Start of TASK MATERIAL
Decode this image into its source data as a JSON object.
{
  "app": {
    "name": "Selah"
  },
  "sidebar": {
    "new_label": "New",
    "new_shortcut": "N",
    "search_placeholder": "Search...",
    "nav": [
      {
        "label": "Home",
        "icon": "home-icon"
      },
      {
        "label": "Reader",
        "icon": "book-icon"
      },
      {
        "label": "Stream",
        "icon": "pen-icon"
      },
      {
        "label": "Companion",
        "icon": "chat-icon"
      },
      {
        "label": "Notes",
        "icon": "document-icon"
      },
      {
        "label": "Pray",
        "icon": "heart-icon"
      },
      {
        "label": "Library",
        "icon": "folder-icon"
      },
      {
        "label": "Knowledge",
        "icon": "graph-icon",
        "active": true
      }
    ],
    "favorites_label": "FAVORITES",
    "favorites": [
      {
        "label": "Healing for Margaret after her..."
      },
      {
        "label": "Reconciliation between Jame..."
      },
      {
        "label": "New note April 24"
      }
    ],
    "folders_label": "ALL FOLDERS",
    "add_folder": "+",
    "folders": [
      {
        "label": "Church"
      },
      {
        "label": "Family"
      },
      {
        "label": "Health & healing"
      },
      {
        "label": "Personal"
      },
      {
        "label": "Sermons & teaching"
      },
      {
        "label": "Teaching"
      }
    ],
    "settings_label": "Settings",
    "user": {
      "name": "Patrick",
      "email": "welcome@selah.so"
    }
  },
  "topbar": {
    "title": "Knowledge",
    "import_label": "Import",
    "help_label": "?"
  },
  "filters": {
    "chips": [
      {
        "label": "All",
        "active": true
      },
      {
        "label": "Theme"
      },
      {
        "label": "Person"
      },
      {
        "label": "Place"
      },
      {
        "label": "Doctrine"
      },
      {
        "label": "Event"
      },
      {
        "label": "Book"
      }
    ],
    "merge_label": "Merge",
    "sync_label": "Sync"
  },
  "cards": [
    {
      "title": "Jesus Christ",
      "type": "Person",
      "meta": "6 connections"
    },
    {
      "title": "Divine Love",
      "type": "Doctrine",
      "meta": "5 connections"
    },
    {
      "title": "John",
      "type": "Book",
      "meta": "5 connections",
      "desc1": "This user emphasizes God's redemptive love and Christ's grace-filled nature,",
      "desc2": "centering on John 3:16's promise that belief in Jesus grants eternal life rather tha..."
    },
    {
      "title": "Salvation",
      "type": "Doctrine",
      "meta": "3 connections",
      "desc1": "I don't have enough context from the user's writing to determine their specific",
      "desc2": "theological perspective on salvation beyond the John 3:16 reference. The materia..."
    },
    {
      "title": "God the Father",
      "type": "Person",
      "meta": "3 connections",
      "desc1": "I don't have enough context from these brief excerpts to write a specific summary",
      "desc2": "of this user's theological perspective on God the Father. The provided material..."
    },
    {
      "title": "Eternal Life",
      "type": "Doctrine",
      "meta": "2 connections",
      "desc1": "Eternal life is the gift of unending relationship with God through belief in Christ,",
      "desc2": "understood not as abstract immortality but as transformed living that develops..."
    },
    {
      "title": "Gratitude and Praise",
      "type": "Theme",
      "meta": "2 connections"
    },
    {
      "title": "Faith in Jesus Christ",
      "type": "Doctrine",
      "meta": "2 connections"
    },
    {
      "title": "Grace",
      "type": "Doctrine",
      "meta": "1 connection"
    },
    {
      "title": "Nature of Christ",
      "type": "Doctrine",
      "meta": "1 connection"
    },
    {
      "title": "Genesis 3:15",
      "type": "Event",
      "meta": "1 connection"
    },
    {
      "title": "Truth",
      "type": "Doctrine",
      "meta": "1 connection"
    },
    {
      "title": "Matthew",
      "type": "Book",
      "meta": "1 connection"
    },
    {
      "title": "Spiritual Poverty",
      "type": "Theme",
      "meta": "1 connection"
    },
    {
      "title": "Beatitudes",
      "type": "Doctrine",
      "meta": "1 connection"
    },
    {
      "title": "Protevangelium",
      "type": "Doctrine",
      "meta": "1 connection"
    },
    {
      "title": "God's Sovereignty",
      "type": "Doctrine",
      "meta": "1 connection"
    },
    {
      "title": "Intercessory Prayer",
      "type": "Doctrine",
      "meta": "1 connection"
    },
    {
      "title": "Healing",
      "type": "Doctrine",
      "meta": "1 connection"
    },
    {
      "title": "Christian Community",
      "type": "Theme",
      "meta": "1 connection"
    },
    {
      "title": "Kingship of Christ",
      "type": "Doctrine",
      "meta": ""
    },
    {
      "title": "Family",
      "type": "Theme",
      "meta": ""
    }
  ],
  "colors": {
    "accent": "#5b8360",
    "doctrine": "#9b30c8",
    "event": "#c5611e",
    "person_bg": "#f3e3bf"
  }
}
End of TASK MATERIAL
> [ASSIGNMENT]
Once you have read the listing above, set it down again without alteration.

> [SOLUTION TO THE PROBLEM]
Decode this image into its source data as a JSON object.
{
  "app": {
    "name": "Selah"
  },
  "sidebar": {
    "new_label": "New",
    "new_shortcut": "N",
    "search_placeholder": "Search...",
    "nav": [
      {
        "label": "Home",
        "icon": "home-icon"
      },
      {
        "label": "Reader",
        "icon": "book-icon"
      },
      {
        "label": "Stream",
        "icon": "pen-icon"
      },
      {
        "label": "Companion",
        "icon": "chat-icon"
      },
      {
        "label": "Notes",
        "icon": "document-icon"
      },
      {
        "label": "Pray",
        "icon": "heart-icon"
      },
      {
        "label": "Library",
        "icon": "folder-icon"
      },
      {
        "label": "Knowledge",
        "icon": "graph-icon",
        "active": true
      }
    ],
    "favorites_label": "FAVORITES",
    "favorites": [
      {
        "label": "Healing for Margaret after her..."
      },
      {
        "label": "Reconciliation between Jame..."
      },
      {
        "label": "New note April 24"
      }
    ],
    "folders_label": "ALL FOLDERS",
    "add_folder": "+",
    "folders": [
      {
        "label": "Church"
      },
      {
        "label": "Family"
      },
      {
        "label": "Health & healing"
      },
      {
        "label": "Personal"
      },
      {
        "label": "Sermons & teaching"
      },
      {
        "label": "Teaching"
      }
    ],
    "settings_label": "Settings",
    "user": {
      "name": "Patrick",
      "email": "welcome@selah.so"
    }
  },
  "topbar": {
    "title": "Knowledge",
    "import_label": "Import",
    "help_label": "?"
  },
  "filters": {
    "chips": [
      {
        "label": "All",
        "active": true
      },
      {
        "label": "Theme"
      },
      {
        "label": "Person"
      },
      {
        "label": "Place"
      },
      {
        "label": "Doctrine"
      },
      {
        "label": "Event"
      },
      {
        "label": "Book"
      }
    ],
    "merge_label": "Merge",
    "sync_label": "Sync"
  },
  "cards": [
    {
      "title": "Jesus Christ",
      "type": "Person",
      "meta": "6 connections"
    },
    {
      "title": "Divine Love",
      "type": "Doctrine",
      "meta": "5 connections"
    },
    {
      "title": "John",
      "type": "Book",
      "meta": "5 connections",
      "desc1": "This user emphasizes God's redemptive love and Christ's grace-filled nature,",
      "desc2": "centering on John 3:16's promise that belief in Jesus grants eternal life rather tha..."
    },
    {
      "title": "Salvation",
      "type": "Doctrine",
      "meta": "3 connections",
      "desc1": "I don't have enough context from the user's writing to determine their specific",
      "desc2": "theological perspective on salvation beyond the John 3:16 reference. The materia..."
    },
    {
      "title": "God the Father",
      "type": "Person",
      "meta": "3 connections",
      "desc1": "I don't have enough context from these brief excerpts to write a specific summary",
      "desc2": "of this user's theological perspective on God the Father. The provided material..."
    },
    {
      "title": "Eternal Life",
      "type": "Doctrine",
      "meta": "2 connections",
      "desc1": "Eternal life is the gift of unending relationship with God through belief in Christ,",
      "desc2": "understood not as abstract immortality but as transformed living that develops..."
    },
    {
      "title": "Gratitude and Praise",
      "type": "Theme",
      "meta": "2 connections"
    },
    {
      "title": "Faith in Jesus Christ",
      "type": "Doctrine",
      "meta": "2 connections"
    },
    {
      "title": "Grace",
      "type": "Doctrine",
      "meta": "1 connection"
    },
    {
      "title": "Nature of Christ",
      "type": "Doctrine",
      "meta": "1 connection"
    },
    {
      "title": "Genesis 3:15",
      "type": "Event",
      "meta": "1 connection"
    },
    {
      "title": "Truth",
      "type": "Doctrine",
      "meta": "1 connection"
    },
    {
      "title": "Matthew",
      "type": "Book",
      "meta": "1 connection"
    },
    {
      "title": "Spiritual Poverty",
      "type": "Theme",
      "meta": "1 connection"
    },
    {
      "title": "Beatitudes",
      "type": "Doctrine",
      "meta": "1 connection"
    },
    {
      "title": "Protevangelium",
      "type": "Doctrine",
      "meta": "1 connection"
    },
    {
      "title": "God's Sovereignty",
      "type": "Doctrine",
      "meta": "1 connection"
    },
    {
      "title": "Intercessory Prayer",
      "type": "Doctrine",
      "meta": "1 connection"
    },
    {
      "title": "Healing",
      "type": "Doctrine",
      "meta": "1 connection"
    },
    {
      "title": "Christian Community",
      "type": "Theme",
      "meta": "1 connection"
    },
    {
      "title": "Kingship of Christ",
      "type": "Doctrine",
      "meta": ""
    },
    {
      "title": "Family",
      "type": "Theme",
      "meta": ""
    }
  ],
  "colors": {
    "accent": "#5b8360",
    "doctrine": "#9b30c8",
    "event": "#c5611e",
    "person_bg": "#f3e3bf"
  }
}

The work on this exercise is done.